R敳e摵慬a敮敲杹.

E湥n杹
-
aw慲e

Routing



Total distance minimization in
LEACH does not necessarily lead
to the min energy cons.



䑡t愠a潵瑩湧 楳⁤敳e杮敤et漠
balance the energy cons.

26

Conclusion


Maximizing lifetime of a dual
-
radio sensor
network.


Proposed a model for energy cons and lifetime.


Proposed heuristics that maximizes lifetime


Identifies gateways


Finds the data routing structure


Experiment Results


Our heuristic outperforms other cluster methods.


Future works


Distributed algorithm


Experiments with real energy consumption

27

Backup Slides

28

3. Performance Evaluation

Lifetime over Throughput Threshold
α


Lifetime (L) steadily falls
down before
α

= 0.6,
rapidly falls after that.


For
α

<= 0.6


Additional nodes are
used for connected
components.


For
α

> 0.6


Additional nodes
increase required active
nodes and energy cons.

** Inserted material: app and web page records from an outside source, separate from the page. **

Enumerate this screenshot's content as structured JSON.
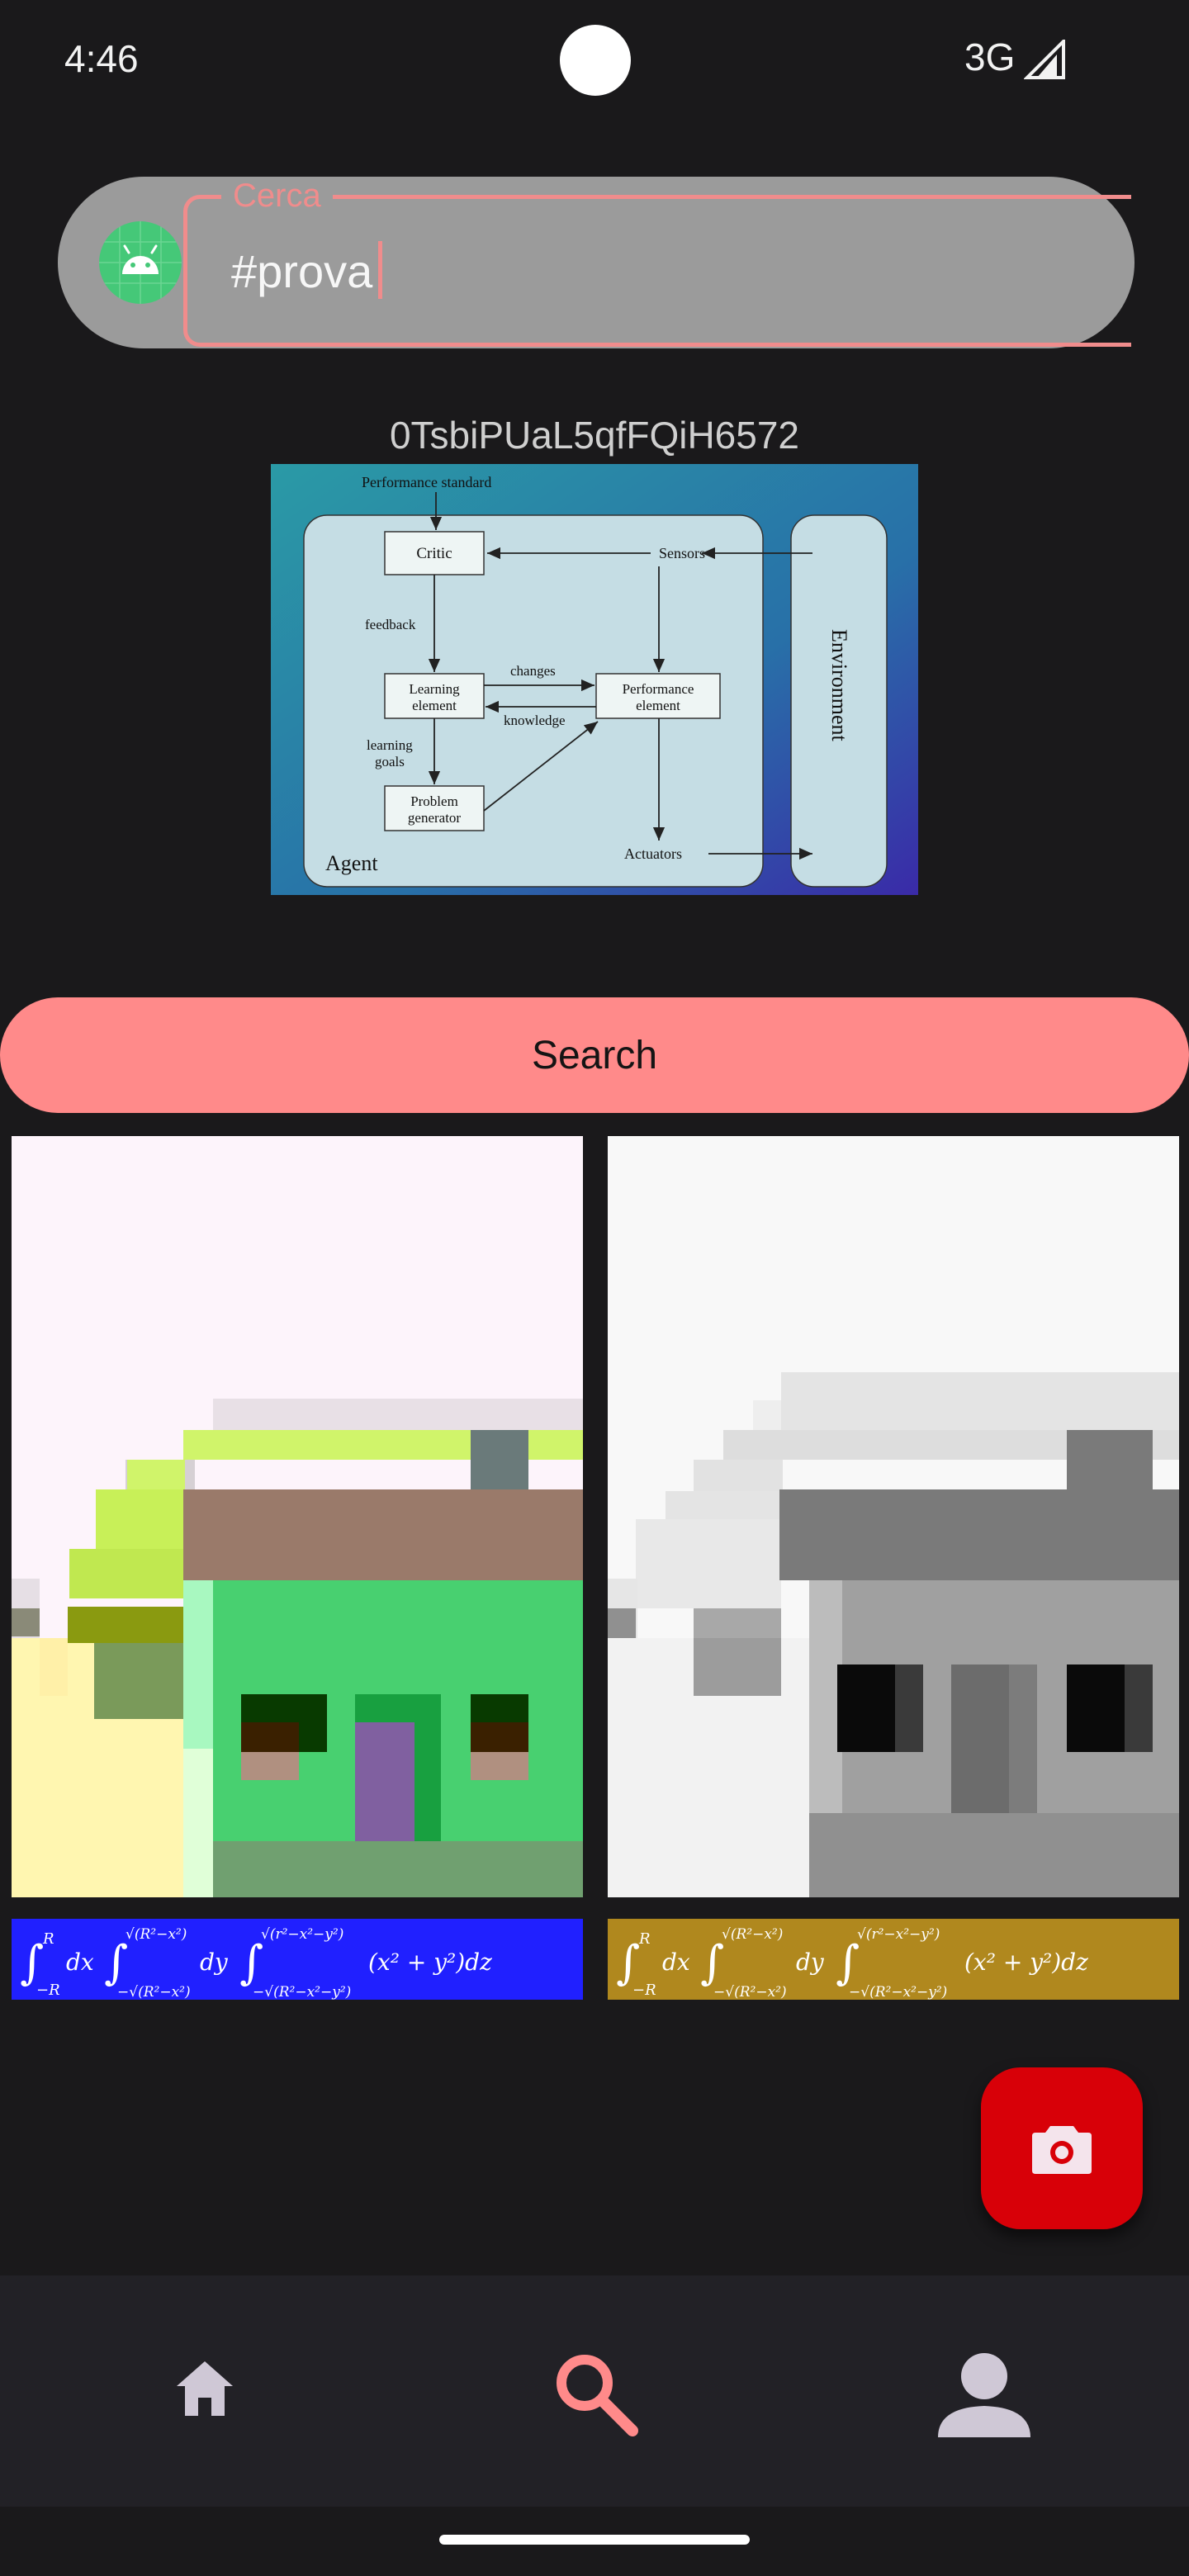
{
  "status_bar": {
    "time": "4:46",
    "network": "3G",
    "signal_icon": "signal-icon"
  },
  "search": {
    "label": "Cerca",
    "value": "#prova",
    "avatar_icon": "android-icon",
    "outline_color": "#f08c8c"
  },
  "result_header": {
    "id": "0TsbiPUaL5qfFQiH6572"
  },
  "diagram": {
    "top_label": "Performance standard",
    "critic": "Critic",
    "sensors": "Sensors",
    "feedback": "feedback",
    "changes": "changes",
    "knowledge": "knowledge",
    "learning_1": "Learning",
    "learning_2": "element",
    "perf_1": "Performance",
    "perf_2": "element",
    "goals_1": "learning",
    "goals_2": "goals",
    "problem_1": "Problem",
    "problem_2": "generator",
    "agent": "Agent",
    "actuators": "Actuators",
    "environment": "Environment"
  },
  "search_button": {
    "label": "Search",
    "color": "#ff8a8a"
  },
  "results": [
    {
      "formula_bg": "#2020ff",
      "image": "pixel-house-color"
    },
    {
      "formula_bg": "#b0881e",
      "image": "pixel-house-gray"
    }
  ],
  "formula": {
    "int1": "∫",
    "lim1_top": "R",
    "lim1_bot": "−R",
    "dx": "dx",
    "int2": "∫",
    "lim2_top": "√(R²−x²)",
    "lim2_bot": "−√(R²−x²)",
    "dy": "dy",
    "int3": "∫",
    "lim3_top": "√(r²−x²−y²)",
    "lim3_bot": "−√(R²−x²−y²)",
    "integrand": "(x² + y²)dz"
  },
  "fab": {
    "icon": "camera-icon",
    "color": "#d80008"
  },
  "bottom_nav": {
    "items": [
      {
        "icon": "home-icon",
        "active": false
      },
      {
        "icon": "search-icon",
        "active": true
      },
      {
        "icon": "person-icon",
        "active": false
      }
    ]
  }
}
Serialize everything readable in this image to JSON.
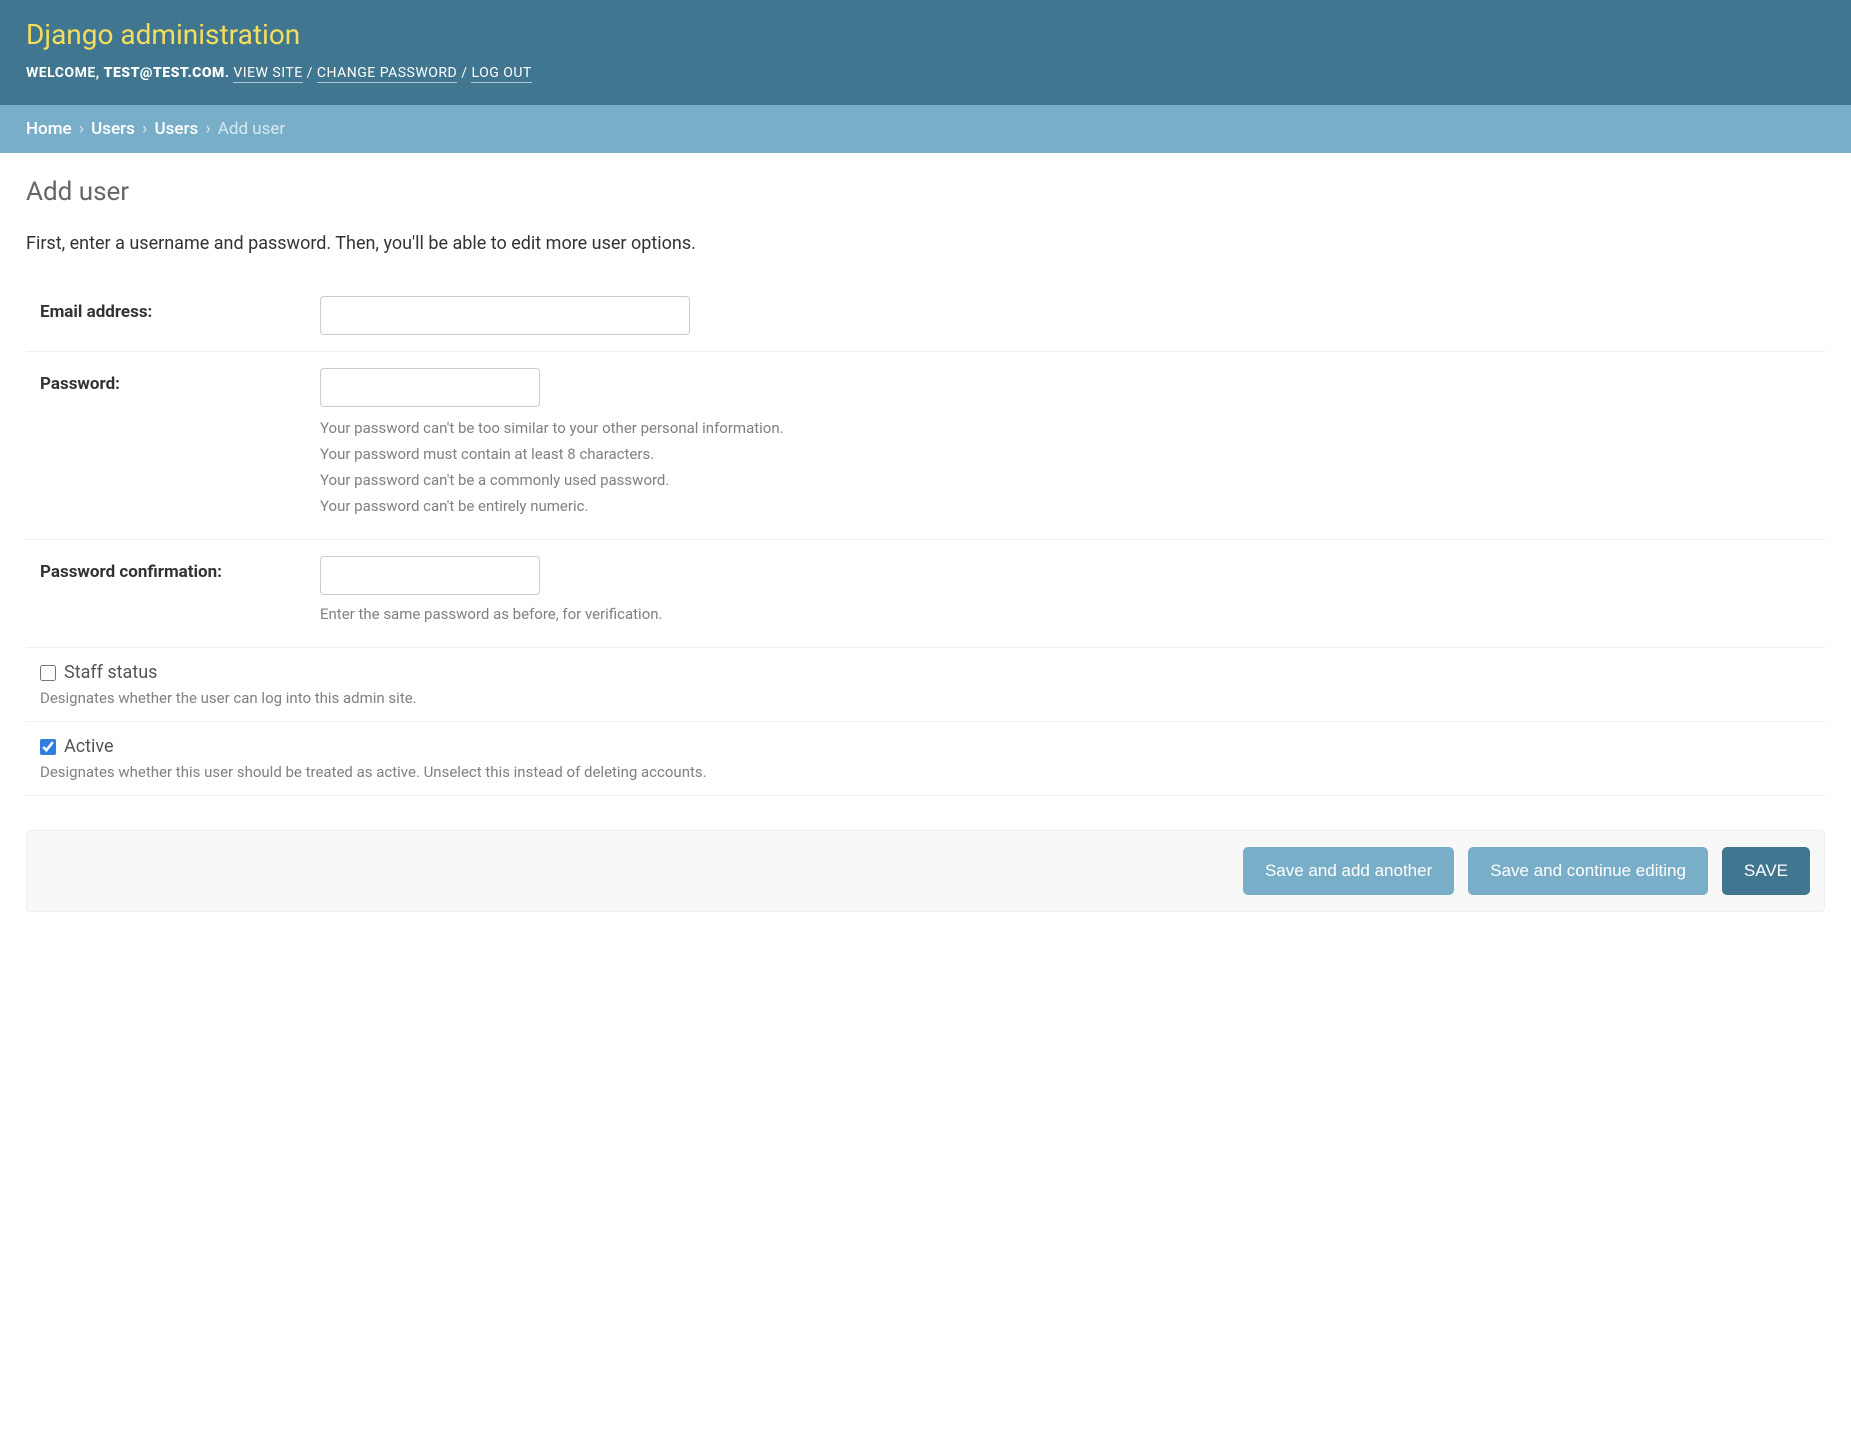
{
  "header": {
    "branding": "Django administration",
    "welcome_prefix": "WELCOME, ",
    "username": "TEST@TEST.COM",
    "view_site": "VIEW SITE",
    "change_password": "CHANGE PASSWORD",
    "log_out": "LOG OUT"
  },
  "breadcrumbs": {
    "home": "Home",
    "app": "Users",
    "model": "Users",
    "current": "Add user"
  },
  "page": {
    "title": "Add user",
    "intro": "First, enter a username and password. Then, you'll be able to edit more user options."
  },
  "fields": {
    "email": {
      "label": "Email address:",
      "value": ""
    },
    "password": {
      "label": "Password:",
      "value": "",
      "help": [
        "Your password can't be too similar to your other personal information.",
        "Your password must contain at least 8 characters.",
        "Your password can't be a commonly used password.",
        "Your password can't be entirely numeric."
      ]
    },
    "password_confirm": {
      "label": "Password confirmation:",
      "value": "",
      "help": "Enter the same password as before, for verification."
    },
    "staff_status": {
      "label": "Staff status",
      "checked": false,
      "help": "Designates whether the user can log into this admin site."
    },
    "active": {
      "label": "Active",
      "checked": true,
      "help": "Designates whether this user should be treated as active. Unselect this instead of deleting accounts."
    }
  },
  "buttons": {
    "save_add_another": "Save and add another",
    "save_continue": "Save and continue editing",
    "save": "SAVE"
  }
}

Vary
α

from 0.3 to 1



N = 100, m = 5,
τ

= 2 hr

29

3. Performance Evaluation

Lifetime of #
-
Nodes N


L starts to drop from a
smaller
α

as N gets larger.


With higher node density,


Smaller # of required extra
nodes for m
-
component


The more distinct impact
of
α
on lifetime.


Higher traffic cause shorter
lifetime.




Vary N from 100 to 300



N = 100, m = 5,
τ

= 2 hr

30

3. Performance Evaluation

Lifetime over Duration of Period
τ


Generally, the larger
τ
,
the shorter L.


Frequent identification
balances energy better.


From 1 to 2
-
3hr, L
slightly increases as
τ
increases.


Too frequent routing


With fixed
τ
, L gets
smaller as N increases.




Vary
τ

from 1 hr to 10 hr



m = 5

31

3. Performance Evaluation

Lifetime over #
-
gateways m


Lifetime first increases
and then decreases.


Before a turning point:

Better energy balancing


After passing the point:

More energy cons on 3G




Vary m from 2 to 20



τ

= 2 hr

32

3. Performance Evaluation

Lifetime over Delivery Delay D


A smaller value of D leads to
a shorter L


Frequent on
-
and
-
off
switching of the 3G radios
results in energy overheads




Vary D to 10, 20, 30, 60 and 120
min



m = 5,
τ

= 2 hr

33